Just like we have to learn how to look both ways before we cross the street in order to survive, we also have to learn self forgiveness. I want to pretend that’s not true, but life has taught me otherwise.
There are the little things we need to forgive like my greed at an open mic reading, or the fact that I wasn’t born tall enough to play basketball, or much worse, the fact that I never put the time into building the necessary muscle and skill to play point guard — the one position my 5’4” frame would have allowed me to play.
And then there are the big things: the moments we lost control, the instants fear, anger, stupidity or a simple misunderstanding drove us to do something we didn’t think we’d ever be capable of doing, and yet we did. Maybe someone got hurt. Maybe someone died. This weekend I heard veterans read amazing poems and essays. I heard them speak about never forgiving themselves, some for the past and some for the present. Their pain is real and it needs to be honored. They feel cut off from humanity, but the problem with humanity is that no one gets out of this life unscathed. We all have done things. Most of those acts would have put us in jail if they had been witnessed.
Religions recognize the need to atone, and many build acts surrounding forgiveness into their rituals. Today, for example, is Yom Kippur, the Jewish Day of Atonement. But for those of us for whom religion has lost its meaning, what do we do? We can borrow from the faith traditions, and the traditions of Yom Kippur make a great start.
We can also pray. Addressing God or even believing in God isn’t necessary. You can pray to no one and have faith in the words and the change of heart and mind you wish to create, or you can pray to the Universe or a goddess. Under the category of Self Forgiveness, consider repeating the following prayer day after day, if necessary. Say it until you cry. Say it until you no longer need to cry when speaking it.
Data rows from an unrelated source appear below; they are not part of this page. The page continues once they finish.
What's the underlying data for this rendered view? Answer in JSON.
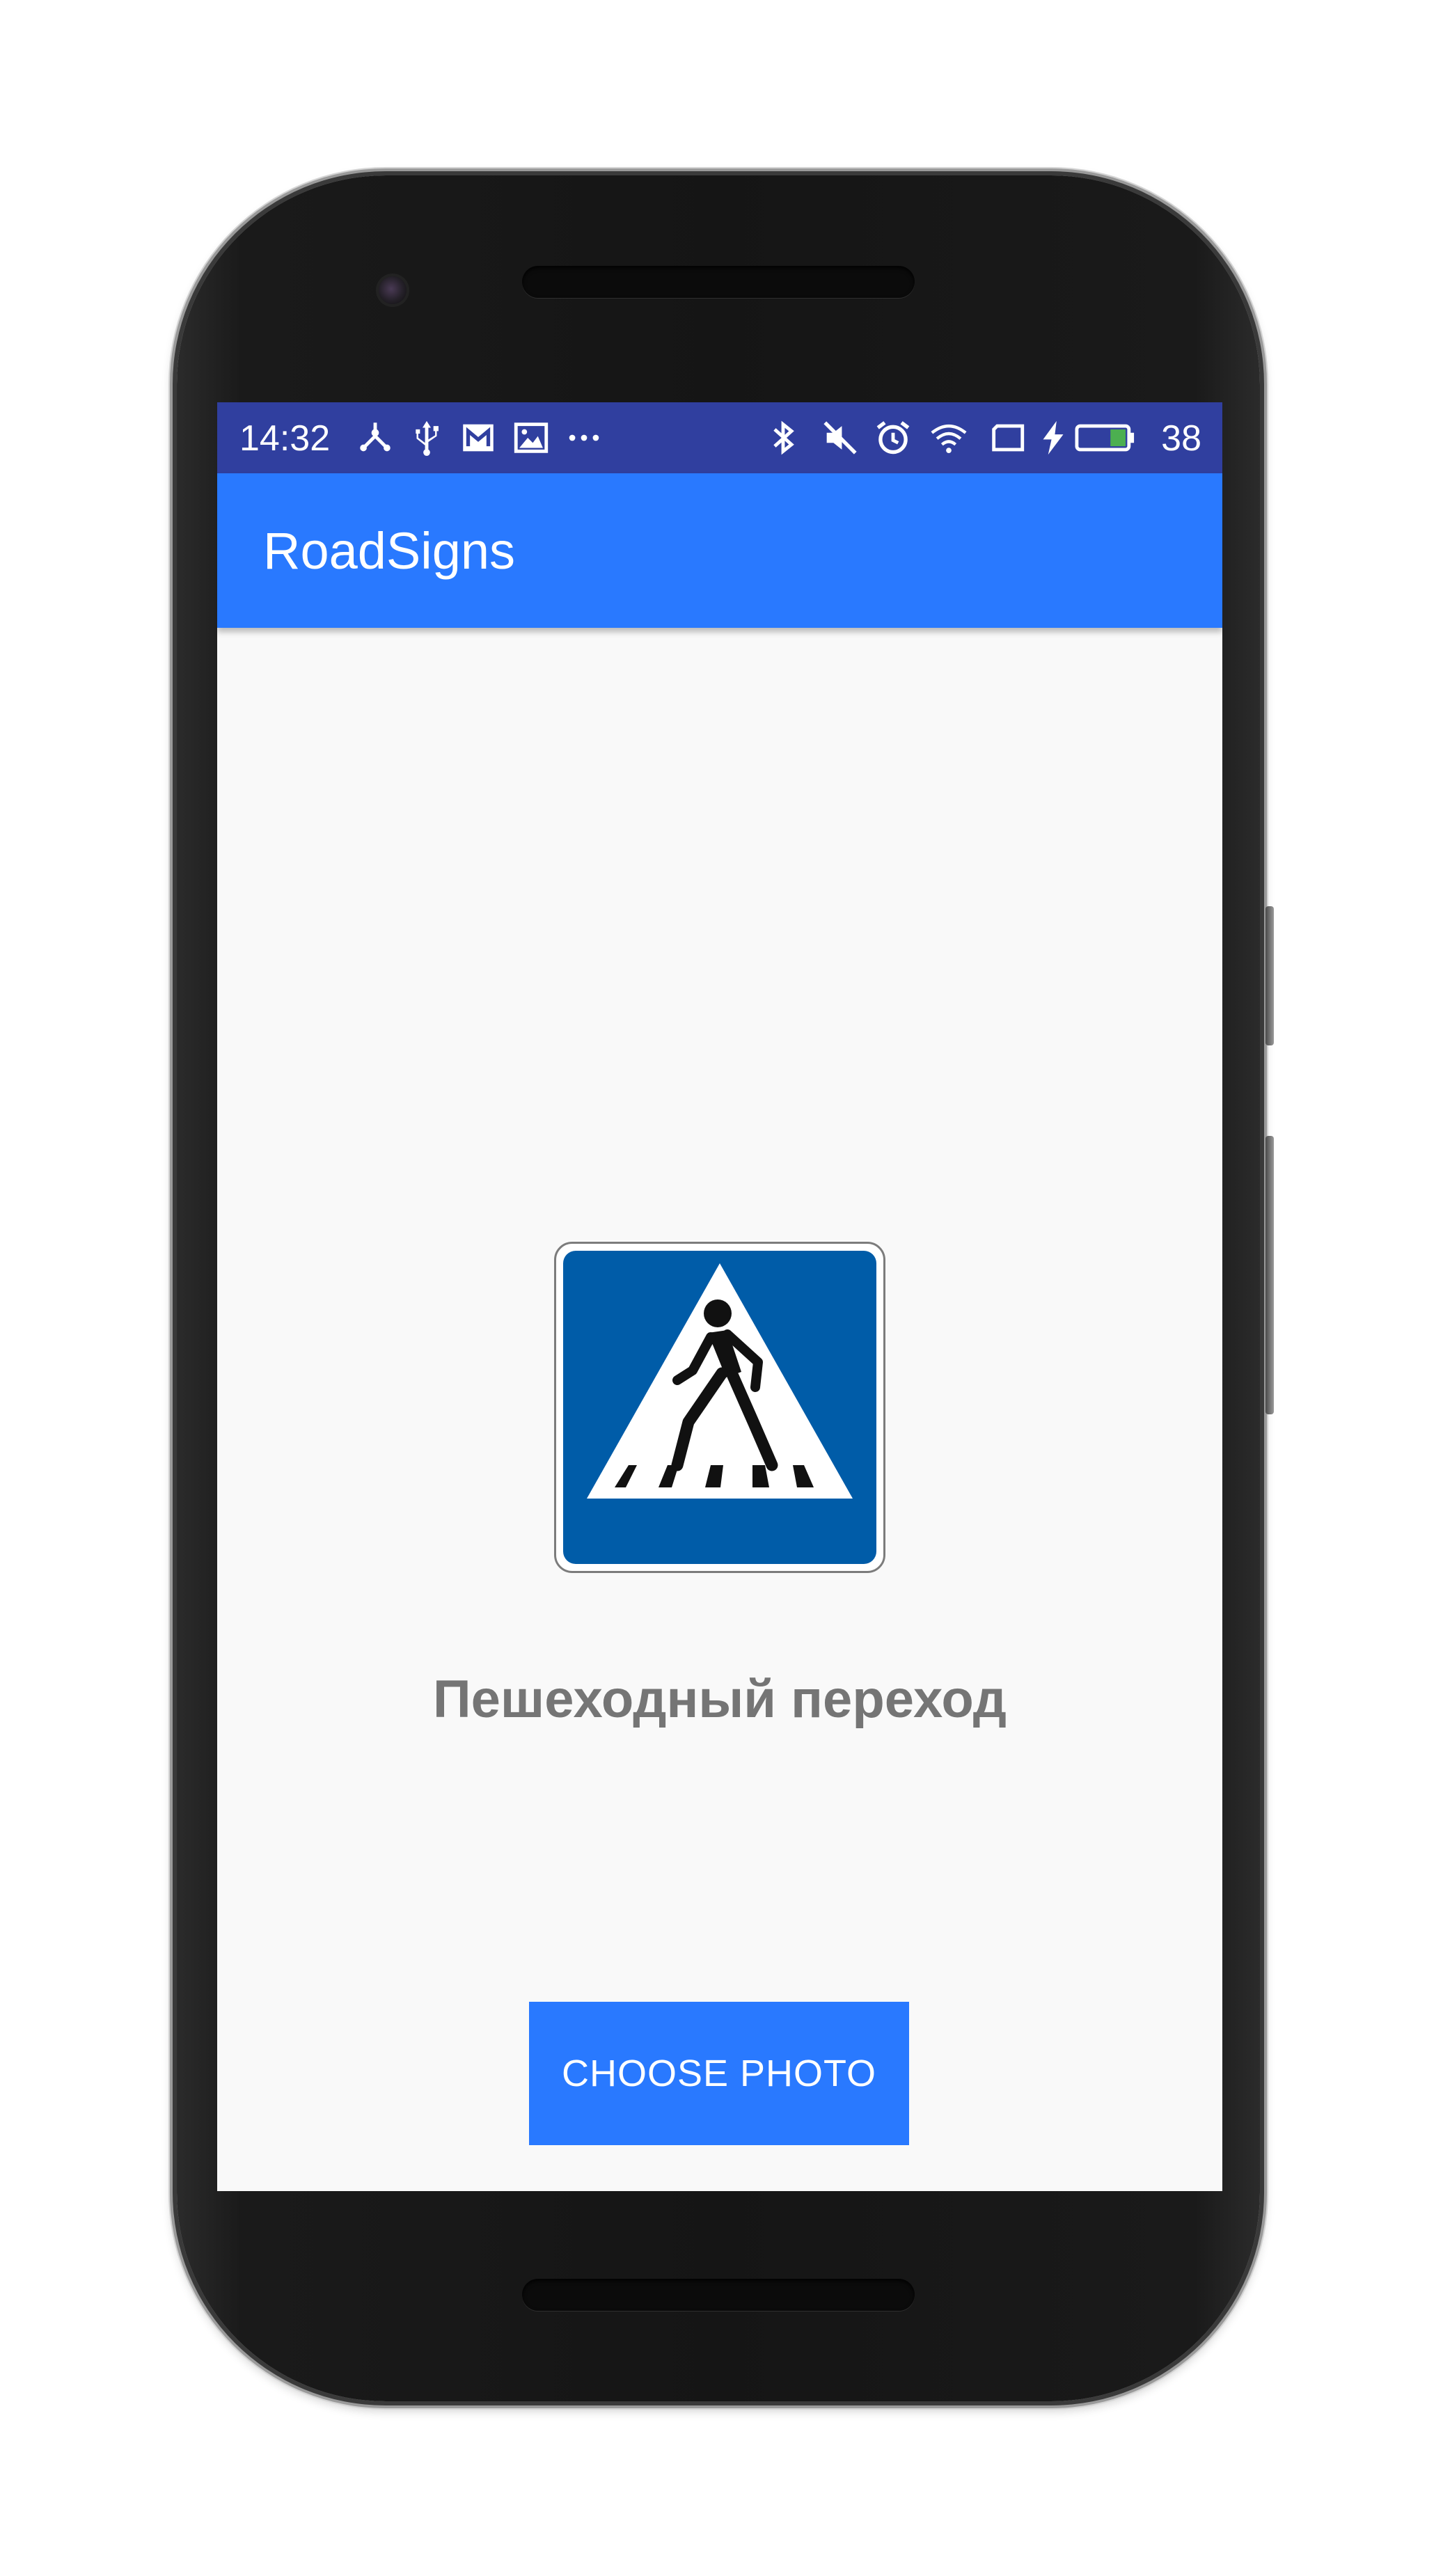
{
  "status_bar": {
    "time": "14:32",
    "battery_percent": "38",
    "left_icons": [
      "network-share-icon",
      "usb-icon",
      "gmail-icon",
      "image-icon",
      "more-notifications-icon"
    ],
    "right_icons": [
      "bluetooth-icon",
      "mute-icon",
      "alarm-icon",
      "wifi-icon",
      "screen-cast-icon",
      "charging-icon",
      "battery-icon"
    ],
    "colors": {
      "background": "#303f9f",
      "battery_fill": "#4caf50"
    }
  },
  "app_bar": {
    "title": "RoadSigns",
    "color": "#2979ff"
  },
  "result": {
    "sign_icon": "pedestrian-crossing-sign",
    "sign_colors": {
      "blue": "#005ca8",
      "white": "#ffffff",
      "figure": "#111111"
    },
    "caption": "Пешеходный переход"
  },
  "actions": {
    "choose_photo_label": "CHOOSE PHOTO"
  }
}
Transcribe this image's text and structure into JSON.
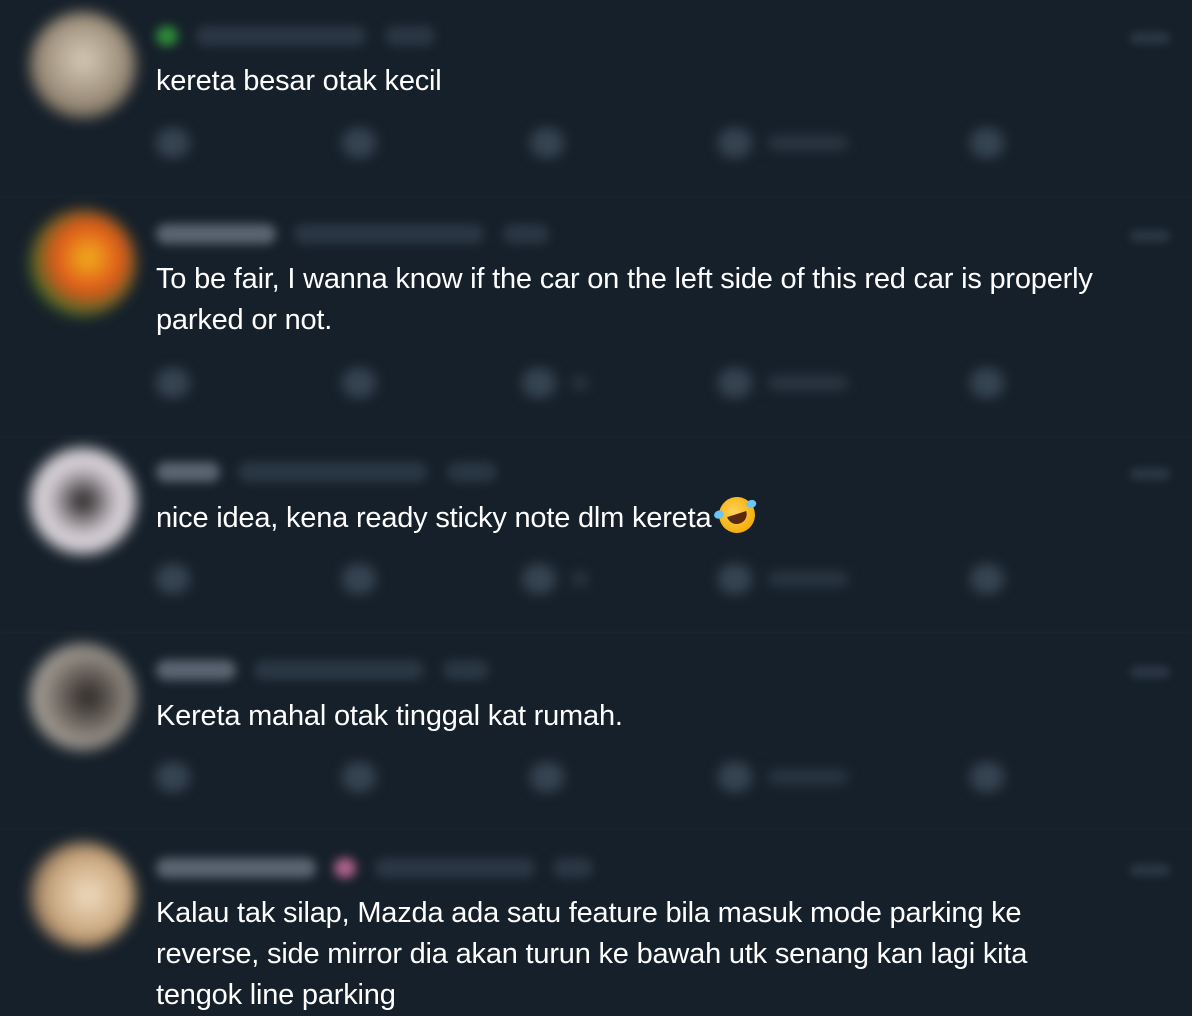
{
  "replies": [
    {
      "text": "kereta besar otak kecil"
    },
    {
      "text": "To be fair, I wanna know if the car on the left side of this red car is properly parked or not."
    },
    {
      "text": "nice idea, kena ready sticky note dlm kereta",
      "emoji": "rolling-on-floor-laughing"
    },
    {
      "text": "Kereta mahal otak tinggal kat rumah."
    },
    {
      "text": "Kalau tak silap, Mazda ada satu feature bila masuk mode parking ke reverse, side mirror dia akan turun ke bawah utk senang kan lagi kita tengok line parking"
    }
  ],
  "colors": {
    "background": "#16202a",
    "text": "#ffffff",
    "muted": "#364452"
  }
}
A Prayer for Forgiveness
I beg forgiveness
For all I created that I never wanted to create
For all I thought I wanted that bled into my fingers once I grabbed it
For all I did
For all that happened and all I saw
For all the times I did nothing when I should have acted
I beg forgiveness.
I beg understanding
That this is all going to make sense to me
And guide me to help myself and others
So that I can reach out to those I hurt, if that’s possible
And if that’s not possible, so I can touch other people
And atone and heal and repair.
I beg love
Wrenching it out of the dirt with my bare hands if necessary
I beg love
Flinging my plea into bright sky, into the people I hurt, into my own heart
I beg love
I accept love
I breathe love
I become love
I act out of love
And so it is. Amen.*
– by Diane Silver
* Using “amen” to end a prayer is not a religious act. I like the word because it denotes prayer to me. “Amen” means only “so be it.” If you find it difficult to say “amen” to end a prayer, use the much more secular “so be it.”
IMAGE: From Luca Zanon via Unsplash.